Matilda The Musical, The Playhouse, Edinburgh, tonight-April 27.

The Herald, April 2nd 2019


ends

Comments

Popular posts from this blog

The Art School Dance Goes On Forever – Snapshots Of Masters Of The Multiverse

Intro – Snapshots – Deaf School

1

In 1980, the same year as the Manchester band, Magazine, released a 7
inch single called A Song From Under The Floorboards – a three verse
and chorus distillation of Dostoyevsky's novel, Notes From Underground
– an art school scandal occurred.

This scandal took place in Liverpool, and was based around a project
called the Furbelows, although it became better known in the Liverpool
Echo and other organs that reported it as the Woolly Nudes.

The Furbelows, or Woolly Nudes, were a group of artists who had come
out of Liverpool College of Art, who, dressed in grotesque woolly
costumes which featured knitted approximations of male and female
genitalia, made assorted public interventions around the city centre as
kind of living sculptures acting out assorted narratives.

The Furbelows project had been funded by what was then Merseyside Arts
Association, and, after the participants were arrested and taken to
court on obscenity charges after what…

Peter Brook – The Prisoner

Peter Brook is no stranger to Scotland, ever since the guru of European and world theatre first brought his nine-hour epic, The Mahabharata, to Glasgow in 1988. That was at the city’s old transport museum, which by 1990 had become Tramway, the still-functioning permanent venue that opened up Glasgow and Scotland as a major channel for international theatre in a way that had previously only been on offer at Edinburgh International Festival.
Brook and his Paris-based Theatre des Bouffes du Nord company’s relationship with Tramway saw him bring his productions of La Tragedie de Carmen, La Tempete, Pellease et Mellisande, The Man Who…, and Oh Les Beaux Jours – the French version of Samuel Beckett’s Happy Days – to Glasgow.
Thirty years on from The Mahabharata, Brook comes to EIF with another piece of pan-global theatre as part of a residency by Theatre des Bouffes du Nord, which Brook has led since he decamped to Paris from London in the early 1970s. The current Edinburgh residency has alr…

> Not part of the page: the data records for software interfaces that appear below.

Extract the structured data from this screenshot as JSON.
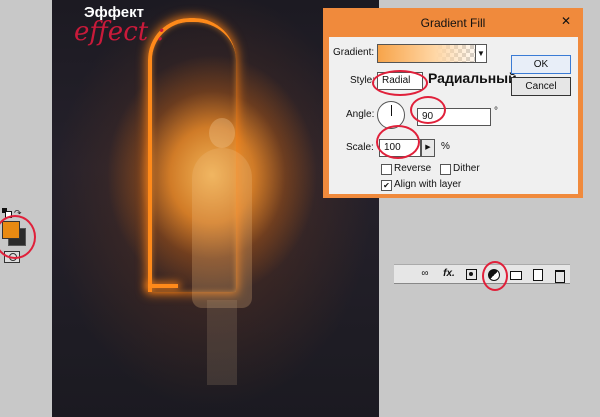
{
  "canvas": {
    "effect_ru": "Эффект",
    "effect_script": "effect :"
  },
  "tools": {
    "swatch_colors": {
      "foreground": "#e88a12",
      "background": "#2b2b2b"
    },
    "icons": [
      "reset-colors-icon",
      "swap-colors-icon",
      "quick-mask-icon"
    ]
  },
  "dialog": {
    "title": "Gradient Fill",
    "close_glyph": "✕",
    "gradient_label": "Gradient:",
    "style_label": "Style:",
    "style_value": "Radial",
    "style_note": "Радиальный",
    "angle_label": "Angle:",
    "angle_value": "90",
    "angle_unit": "°",
    "scale_label": "Scale:",
    "scale_value": "100",
    "scale_unit": "%",
    "reverse_label": "Reverse",
    "dither_label": "Dither",
    "align_label": "Align with layer",
    "align_checked": true,
    "reverse_checked": false,
    "dither_checked": false,
    "ok_label": "OK",
    "cancel_label": "Cancel",
    "accent_color": "#f08a3c"
  },
  "layers_bar": {
    "fx_label": "fx.",
    "icons": [
      "link-icon",
      "fx-icon",
      "mask-icon",
      "adjustment-layer-icon",
      "group-icon",
      "new-layer-icon",
      "trash-icon"
    ]
  }
}
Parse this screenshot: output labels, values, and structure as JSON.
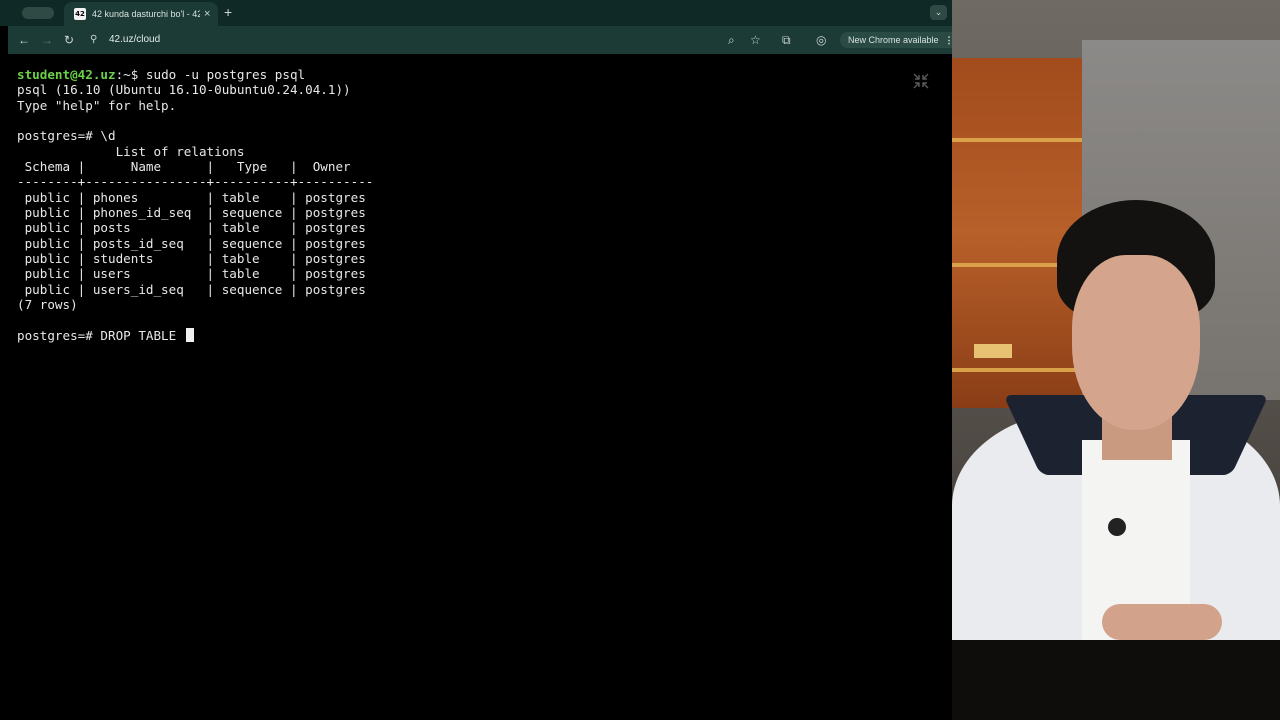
{
  "browser": {
    "tab": {
      "favicon_text": "42",
      "title": "42 kunda dasturchi bo'l - 42",
      "close": "×"
    },
    "newtab": "+",
    "tab_search": "⌄",
    "toolbar": {
      "back": "←",
      "forward": "→",
      "reload": "↻",
      "site_info": "⚲",
      "url": "42.uz/cloud",
      "zoom_icon": "⌕",
      "bookmark_icon": "☆",
      "extensions_icon": "⧉",
      "profile_icon": "◎",
      "update_label": "New Chrome available",
      "menu": "⋮"
    }
  },
  "terminal": {
    "line1": {
      "user": "student@42.uz",
      "rest": ":~$ sudo -u postgres psql"
    },
    "line2": "psql (16.10 (Ubuntu 16.10-0ubuntu0.24.04.1))",
    "line3": "Type \"help\" for help.",
    "line4": "",
    "line5": "postgres=# \\d",
    "table": {
      "title": "             List of relations",
      "header": " Schema |      Name      |   Type   |  Owner",
      "separator": "--------+----------------+----------+----------",
      "rows": [
        " public | phones         | table    | postgres",
        " public | phones_id_seq  | sequence | postgres",
        " public | posts          | table    | postgres",
        " public | posts_id_seq   | sequence | postgres",
        " public | students       | table    | postgres",
        " public | users          | table    | postgres",
        " public | users_id_seq   | sequence | postgres"
      ],
      "footer": "(7 rows)"
    },
    "current_prompt": "postgres=# DROP TABLE "
  },
  "colors": {
    "prompt_user": "#6bd14a",
    "chrome_frame": "#0f2a26",
    "toolbar": "#1d3b36"
  }
}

Romeo And Juliet - Shakespeare's Globe Comes to Glasgow

Open-air Shakepeares are a summer-time perennial of the theatre calendar, attracting picnicking audiences as much as midges. More often than not, such romps through the grass are frothy, heritage industry affairs designed to be accompanied by strawberries and cream and not to be taken too seriously. Shakespeare’s Globe theatre company look set to change such perceptions when they open their outdoor tour of Romeo And Juliet in Glasgow next week as part of the West End festival.

For the two young actors taking the title roles of the doomed lovers, it will also be something of a homecoming. Richard Madden and Ellie Piercy both studied in Glasgow prior to turning professional. Indeed, Madden has yet to graduate from the acting course at RSAMD, and, as well as facing the pressures of playing such a meaty role in close proximity to the audience, will have the added anxiety of being assessed and graded by his tutors.

“This is the end of my third year,” says Madden following a Saturday mornin…